[[ THE INPUT, beginning ]]

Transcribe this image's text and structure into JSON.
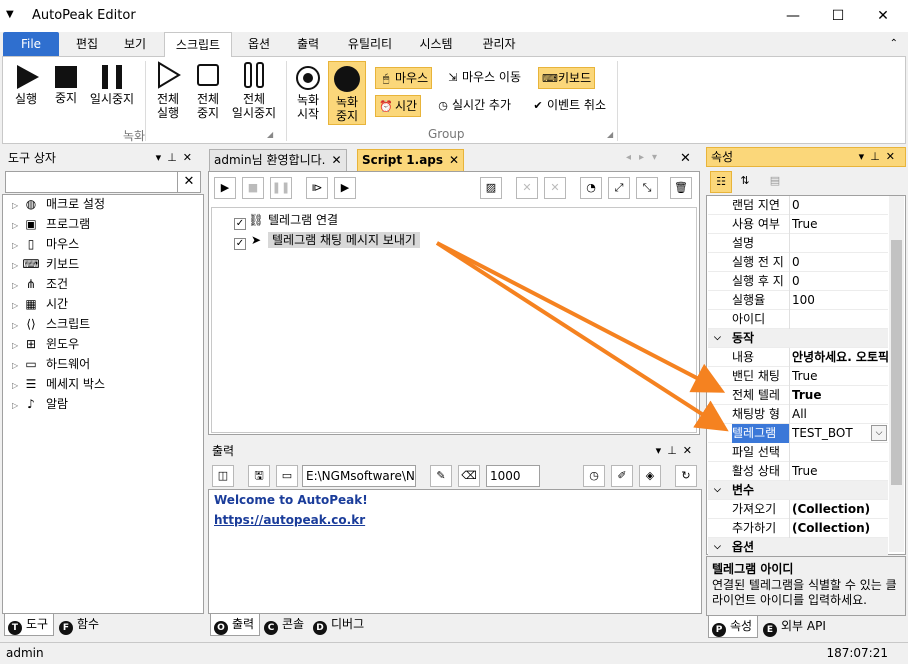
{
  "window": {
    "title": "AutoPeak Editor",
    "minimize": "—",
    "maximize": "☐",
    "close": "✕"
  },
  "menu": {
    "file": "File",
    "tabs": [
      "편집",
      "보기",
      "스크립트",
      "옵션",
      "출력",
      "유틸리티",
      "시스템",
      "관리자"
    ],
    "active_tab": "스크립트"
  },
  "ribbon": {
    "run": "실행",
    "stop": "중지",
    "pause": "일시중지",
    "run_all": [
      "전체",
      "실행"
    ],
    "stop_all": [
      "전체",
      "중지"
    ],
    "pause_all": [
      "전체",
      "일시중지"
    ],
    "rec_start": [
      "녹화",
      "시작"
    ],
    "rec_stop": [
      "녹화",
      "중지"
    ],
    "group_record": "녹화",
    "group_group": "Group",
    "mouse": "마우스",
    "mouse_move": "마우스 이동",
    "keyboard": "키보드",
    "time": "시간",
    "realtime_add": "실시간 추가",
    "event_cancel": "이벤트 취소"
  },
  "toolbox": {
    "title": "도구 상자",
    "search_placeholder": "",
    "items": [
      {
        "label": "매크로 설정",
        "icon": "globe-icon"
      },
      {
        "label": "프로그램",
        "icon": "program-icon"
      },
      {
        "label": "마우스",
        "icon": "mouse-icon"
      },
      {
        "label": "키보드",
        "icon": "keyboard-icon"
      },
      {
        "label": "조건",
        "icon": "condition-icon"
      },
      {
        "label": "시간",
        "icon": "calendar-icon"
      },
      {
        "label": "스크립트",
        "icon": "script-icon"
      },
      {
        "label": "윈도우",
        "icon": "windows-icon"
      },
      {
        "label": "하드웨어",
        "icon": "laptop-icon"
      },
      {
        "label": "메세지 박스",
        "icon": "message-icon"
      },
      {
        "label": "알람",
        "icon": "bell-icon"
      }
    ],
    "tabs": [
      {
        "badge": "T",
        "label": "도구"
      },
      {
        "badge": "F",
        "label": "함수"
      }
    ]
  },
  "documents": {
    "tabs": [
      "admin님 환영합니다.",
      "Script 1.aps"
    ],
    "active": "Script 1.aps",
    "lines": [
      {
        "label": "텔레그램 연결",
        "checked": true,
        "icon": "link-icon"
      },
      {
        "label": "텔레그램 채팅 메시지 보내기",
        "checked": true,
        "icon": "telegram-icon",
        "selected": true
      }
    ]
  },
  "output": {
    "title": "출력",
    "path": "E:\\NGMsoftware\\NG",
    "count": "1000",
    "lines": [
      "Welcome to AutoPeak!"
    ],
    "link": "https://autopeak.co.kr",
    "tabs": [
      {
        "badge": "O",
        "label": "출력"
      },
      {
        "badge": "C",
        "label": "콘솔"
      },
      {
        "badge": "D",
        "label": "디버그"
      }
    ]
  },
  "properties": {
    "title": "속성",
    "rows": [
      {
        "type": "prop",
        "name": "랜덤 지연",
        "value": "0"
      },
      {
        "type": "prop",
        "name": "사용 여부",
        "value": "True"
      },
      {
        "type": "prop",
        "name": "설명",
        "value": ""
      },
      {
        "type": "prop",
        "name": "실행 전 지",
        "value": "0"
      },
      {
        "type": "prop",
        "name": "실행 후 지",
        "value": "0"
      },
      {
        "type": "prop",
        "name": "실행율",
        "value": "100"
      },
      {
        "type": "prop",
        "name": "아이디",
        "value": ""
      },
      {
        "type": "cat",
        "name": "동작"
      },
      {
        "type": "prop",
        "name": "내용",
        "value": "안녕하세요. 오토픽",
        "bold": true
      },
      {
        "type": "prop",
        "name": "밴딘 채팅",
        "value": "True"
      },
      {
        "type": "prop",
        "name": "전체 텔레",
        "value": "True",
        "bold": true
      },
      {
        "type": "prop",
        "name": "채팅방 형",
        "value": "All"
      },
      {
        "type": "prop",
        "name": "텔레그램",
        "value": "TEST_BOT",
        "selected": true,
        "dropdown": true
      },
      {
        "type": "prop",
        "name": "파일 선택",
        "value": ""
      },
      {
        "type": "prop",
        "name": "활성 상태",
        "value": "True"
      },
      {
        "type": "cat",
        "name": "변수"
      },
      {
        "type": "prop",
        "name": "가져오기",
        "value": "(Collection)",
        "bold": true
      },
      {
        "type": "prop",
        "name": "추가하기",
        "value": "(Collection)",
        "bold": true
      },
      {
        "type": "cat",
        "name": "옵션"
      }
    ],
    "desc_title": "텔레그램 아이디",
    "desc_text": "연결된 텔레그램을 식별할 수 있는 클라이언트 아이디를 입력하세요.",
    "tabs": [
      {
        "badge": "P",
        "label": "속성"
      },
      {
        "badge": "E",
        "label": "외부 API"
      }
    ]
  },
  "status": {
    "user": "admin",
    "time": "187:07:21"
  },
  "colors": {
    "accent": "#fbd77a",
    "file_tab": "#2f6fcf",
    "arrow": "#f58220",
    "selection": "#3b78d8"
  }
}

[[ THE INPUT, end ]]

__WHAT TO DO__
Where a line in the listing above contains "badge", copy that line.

__RESULT FOR THIS EXERCISE__
        "badge": "T",
        "badge": "F",
        "badge": "O",
        "badge": "C",
        "badge": "D",
        "badge": "P",
        "badge": "E",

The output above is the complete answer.